Training in recognition and management of doctors' own health problems and those of their colleagues has been advocated.22 However, participants were not aware of this having been included in their training.
Securing appropriate personal health care might be regarded as essential for self employed general practitioners working within partnerships in which liability is shared. In reality, influences such as a sense of conscience to provide a service for patients, loyalty to partners, difficult relationships within partnerships, precarious sickness insurance arrangements, and poor locum availability may contribute to neglect of self and partners. One manifestation of this is ignoring illness in partners. Primary care groups with salaried general practitioners may ease the difficulties of locum arrangements. Occupational health services could also be an important resource for health care.8,11,12,13,15 Such services for general practitioners and their staff are currently being discussed by the government.
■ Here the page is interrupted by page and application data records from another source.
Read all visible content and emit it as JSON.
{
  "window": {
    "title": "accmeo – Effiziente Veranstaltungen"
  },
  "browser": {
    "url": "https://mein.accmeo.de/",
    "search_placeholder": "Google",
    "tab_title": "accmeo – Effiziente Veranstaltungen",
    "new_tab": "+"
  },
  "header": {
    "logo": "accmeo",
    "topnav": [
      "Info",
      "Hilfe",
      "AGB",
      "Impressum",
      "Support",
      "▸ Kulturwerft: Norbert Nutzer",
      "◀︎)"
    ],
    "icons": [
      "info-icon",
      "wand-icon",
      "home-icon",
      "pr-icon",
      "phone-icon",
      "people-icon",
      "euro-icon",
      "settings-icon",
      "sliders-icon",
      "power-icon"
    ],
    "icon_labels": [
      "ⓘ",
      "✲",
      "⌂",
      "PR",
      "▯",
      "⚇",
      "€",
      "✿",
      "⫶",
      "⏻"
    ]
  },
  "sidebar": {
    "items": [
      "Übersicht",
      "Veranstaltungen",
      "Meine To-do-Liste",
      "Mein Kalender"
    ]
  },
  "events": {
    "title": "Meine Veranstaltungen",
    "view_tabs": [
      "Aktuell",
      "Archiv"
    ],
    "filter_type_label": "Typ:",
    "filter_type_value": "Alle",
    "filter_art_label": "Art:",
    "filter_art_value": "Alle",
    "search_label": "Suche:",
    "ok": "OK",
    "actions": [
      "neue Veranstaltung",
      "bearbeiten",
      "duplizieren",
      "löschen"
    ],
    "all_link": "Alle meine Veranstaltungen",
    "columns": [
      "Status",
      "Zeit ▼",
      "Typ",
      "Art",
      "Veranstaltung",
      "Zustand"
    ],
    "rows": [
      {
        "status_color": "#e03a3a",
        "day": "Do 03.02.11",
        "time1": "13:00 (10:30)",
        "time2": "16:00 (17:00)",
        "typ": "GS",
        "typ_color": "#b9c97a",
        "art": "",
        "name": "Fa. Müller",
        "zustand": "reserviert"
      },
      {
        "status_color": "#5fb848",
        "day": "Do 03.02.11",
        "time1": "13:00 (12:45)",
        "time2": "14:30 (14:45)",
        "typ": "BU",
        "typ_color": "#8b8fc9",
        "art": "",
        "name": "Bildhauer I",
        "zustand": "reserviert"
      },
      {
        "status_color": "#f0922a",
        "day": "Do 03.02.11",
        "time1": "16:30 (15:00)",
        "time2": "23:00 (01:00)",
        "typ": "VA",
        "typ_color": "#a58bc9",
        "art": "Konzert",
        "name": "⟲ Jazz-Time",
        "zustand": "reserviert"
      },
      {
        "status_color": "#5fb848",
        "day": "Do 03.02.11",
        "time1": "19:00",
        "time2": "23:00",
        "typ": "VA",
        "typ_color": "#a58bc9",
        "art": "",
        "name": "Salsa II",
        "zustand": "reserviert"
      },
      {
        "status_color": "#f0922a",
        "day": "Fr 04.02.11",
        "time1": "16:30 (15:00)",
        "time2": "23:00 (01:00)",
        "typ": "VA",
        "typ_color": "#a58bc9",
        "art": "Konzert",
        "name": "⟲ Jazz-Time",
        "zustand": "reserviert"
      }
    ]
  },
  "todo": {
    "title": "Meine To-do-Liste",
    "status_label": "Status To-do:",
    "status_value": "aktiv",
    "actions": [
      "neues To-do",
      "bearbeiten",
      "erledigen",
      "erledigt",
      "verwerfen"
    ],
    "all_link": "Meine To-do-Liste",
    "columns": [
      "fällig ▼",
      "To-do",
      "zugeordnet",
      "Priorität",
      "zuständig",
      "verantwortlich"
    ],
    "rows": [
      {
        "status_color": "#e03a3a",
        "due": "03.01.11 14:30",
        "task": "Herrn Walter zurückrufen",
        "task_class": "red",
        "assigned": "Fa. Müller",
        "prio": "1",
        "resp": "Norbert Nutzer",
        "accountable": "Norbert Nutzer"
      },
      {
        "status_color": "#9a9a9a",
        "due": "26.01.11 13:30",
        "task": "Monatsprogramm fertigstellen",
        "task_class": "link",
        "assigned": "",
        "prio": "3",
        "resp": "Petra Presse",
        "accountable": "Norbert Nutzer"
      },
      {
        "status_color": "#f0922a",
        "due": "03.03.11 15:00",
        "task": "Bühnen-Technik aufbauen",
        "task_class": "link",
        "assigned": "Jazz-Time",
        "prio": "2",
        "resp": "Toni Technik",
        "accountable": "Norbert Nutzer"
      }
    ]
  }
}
The General Medical Council recognises that ill health can affect professional judgment and performance.23 Doctors may be required to provide information on their health for revalidation.24 The list of a doctor's duties begins with “make the care of your patient your first concern.”23 We suggest that the duty of self knowledge and self care should underpin this.
We acknowledge the contribution of Tim Carter in planning this project and thank the steering committee (Denis Todd, Tony Stevens, and David Courtney) for its advice and guidance. We also thank Jean O'Connor, medical librarian, for support and Rosemary Kilpatrick for advice on the design of the project and for support and encouragement during the field work and writing up stages.
Funding: This work forms part of a study of general practitioners' occupational health needs funded by the Health and Safety Executive for Northern Ireland.
Competing interests: None declared.